▶ [Exercise requirements] Output the full listing word for word.

▶ [Dataset]
____________
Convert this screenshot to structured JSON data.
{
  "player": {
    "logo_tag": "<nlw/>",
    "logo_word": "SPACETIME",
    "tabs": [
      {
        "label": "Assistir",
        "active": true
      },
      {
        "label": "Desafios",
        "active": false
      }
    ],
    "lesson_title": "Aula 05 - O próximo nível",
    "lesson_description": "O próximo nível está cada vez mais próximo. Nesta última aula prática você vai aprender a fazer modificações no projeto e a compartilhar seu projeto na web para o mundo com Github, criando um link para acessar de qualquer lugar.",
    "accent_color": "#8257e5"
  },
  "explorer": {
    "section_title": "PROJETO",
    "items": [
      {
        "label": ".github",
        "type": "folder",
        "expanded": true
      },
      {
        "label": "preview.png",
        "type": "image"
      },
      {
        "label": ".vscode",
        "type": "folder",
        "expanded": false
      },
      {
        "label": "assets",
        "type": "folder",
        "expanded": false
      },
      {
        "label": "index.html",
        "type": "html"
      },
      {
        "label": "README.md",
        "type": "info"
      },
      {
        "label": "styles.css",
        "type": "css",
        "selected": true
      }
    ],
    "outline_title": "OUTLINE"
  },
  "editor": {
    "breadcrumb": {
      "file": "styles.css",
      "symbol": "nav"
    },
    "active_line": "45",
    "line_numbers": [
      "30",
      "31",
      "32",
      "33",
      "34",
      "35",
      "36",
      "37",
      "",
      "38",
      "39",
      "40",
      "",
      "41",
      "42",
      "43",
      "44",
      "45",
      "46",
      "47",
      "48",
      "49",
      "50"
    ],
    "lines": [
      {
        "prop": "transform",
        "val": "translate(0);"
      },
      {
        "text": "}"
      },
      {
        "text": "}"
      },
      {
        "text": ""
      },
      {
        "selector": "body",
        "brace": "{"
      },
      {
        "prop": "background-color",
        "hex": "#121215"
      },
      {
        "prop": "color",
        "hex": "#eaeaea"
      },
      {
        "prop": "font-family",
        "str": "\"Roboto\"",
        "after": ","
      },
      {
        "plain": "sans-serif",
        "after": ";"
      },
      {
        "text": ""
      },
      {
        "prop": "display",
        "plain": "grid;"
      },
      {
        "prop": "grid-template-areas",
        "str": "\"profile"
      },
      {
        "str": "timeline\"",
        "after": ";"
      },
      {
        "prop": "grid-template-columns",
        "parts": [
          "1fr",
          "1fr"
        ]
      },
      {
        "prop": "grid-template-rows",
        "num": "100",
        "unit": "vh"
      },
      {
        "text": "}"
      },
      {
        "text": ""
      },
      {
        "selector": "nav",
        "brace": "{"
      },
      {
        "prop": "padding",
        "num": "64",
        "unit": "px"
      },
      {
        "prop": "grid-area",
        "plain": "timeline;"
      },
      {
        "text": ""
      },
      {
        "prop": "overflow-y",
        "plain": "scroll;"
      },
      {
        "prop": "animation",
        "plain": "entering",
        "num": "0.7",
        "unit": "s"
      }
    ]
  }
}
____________
▶ [Task result]
Convert this screenshot to structured JSON data.
{
  "player": {
    "logo_tag": "<nlw/>",
    "logo_word": "SPACETIME",
    "tabs": [
      {
        "label": "Assistir",
        "active": true
      },
      {
        "label": "Desafios",
        "active": false
      }
    ],
    "lesson_title": "Aula 05 - O próximo nível",
    "lesson_description": "O próximo nível está cada vez mais próximo. Nesta última aula prática você vai aprender a fazer modificações no projeto e a compartilhar seu projeto na web para o mundo com Github, criando um link para acessar de qualquer lugar.",
    "accent_color": "#8257e5"
  },
  "explorer": {
    "section_title": "PROJETO",
    "items": [
      {
        "label": ".github",
        "type": "folder",
        "expanded": true
      },
      {
        "label": "preview.png",
        "type": "image"
      },
      {
        "label": ".vscode",
        "type": "folder",
        "expanded": false
      },
      {
        "label": "assets",
        "type": "folder",
        "expanded": false
      },
      {
        "label": "index.html",
        "type": "html"
      },
      {
        "label": "README.md",
        "type": "info"
      },
      {
        "label": "styles.css",
        "type": "css",
        "selected": true
      }
    ],
    "outline_title": "OUTLINE"
  },
  "editor": {
    "breadcrumb": {
      "file": "styles.css",
      "symbol": "nav"
    },
    "active_line": "45",
    "line_numbers": [
      "30",
      "31",
      "32",
      "33",
      "34",
      "35",
      "36",
      "37",
      "",
      "38",
      "39",
      "40",
      "",
      "41",
      "42",
      "43",
      "44",
      "45",
      "46",
      "47",
      "48",
      "49",
      "50"
    ],
    "lines": [
      {
        "prop": "transform",
        "val": "translate(0);"
      },
      {
        "text": "}"
      },
      {
        "text": "}"
      },
      {
        "text": ""
      },
      {
        "selector": "body",
        "brace": "{"
      },
      {
        "prop": "background-color",
        "hex": "#121215"
      },
      {
        "prop": "color",
        "hex": "#eaeaea"
      },
      {
        "prop": "font-family",
        "str": "\"Roboto\"",
        "after": ","
      },
      {
        "plain": "sans-serif",
        "after": ";"
      },
      {
        "text": ""
      },
      {
        "prop": "display",
        "plain": "grid;"
      },
      {
        "prop": "grid-template-areas",
        "str": "\"profile"
      },
      {
        "str": "timeline\"",
        "after": ";"
      },
      {
        "prop": "grid-template-columns",
        "parts": [
          "1fr",
          "1fr"
        ]
      },
      {
        "prop": "grid-template-rows",
        "num": "100",
        "unit": "vh"
      },
      {
        "text": "}"
      },
      {
        "text": ""
      },
      {
        "selector": "nav",
        "brace": "{"
      },
      {
        "prop": "padding",
        "num": "64",
        "unit": "px"
      },
      {
        "prop": "grid-area",
        "plain": "timeline;"
      },
      {
        "text": ""
      },
      {
        "prop": "overflow-y",
        "plain": "scroll;"
      },
      {
        "prop": "animation",
        "plain": "entering",
        "num": "0.7",
        "unit": "s"
      }
    ]
  }
}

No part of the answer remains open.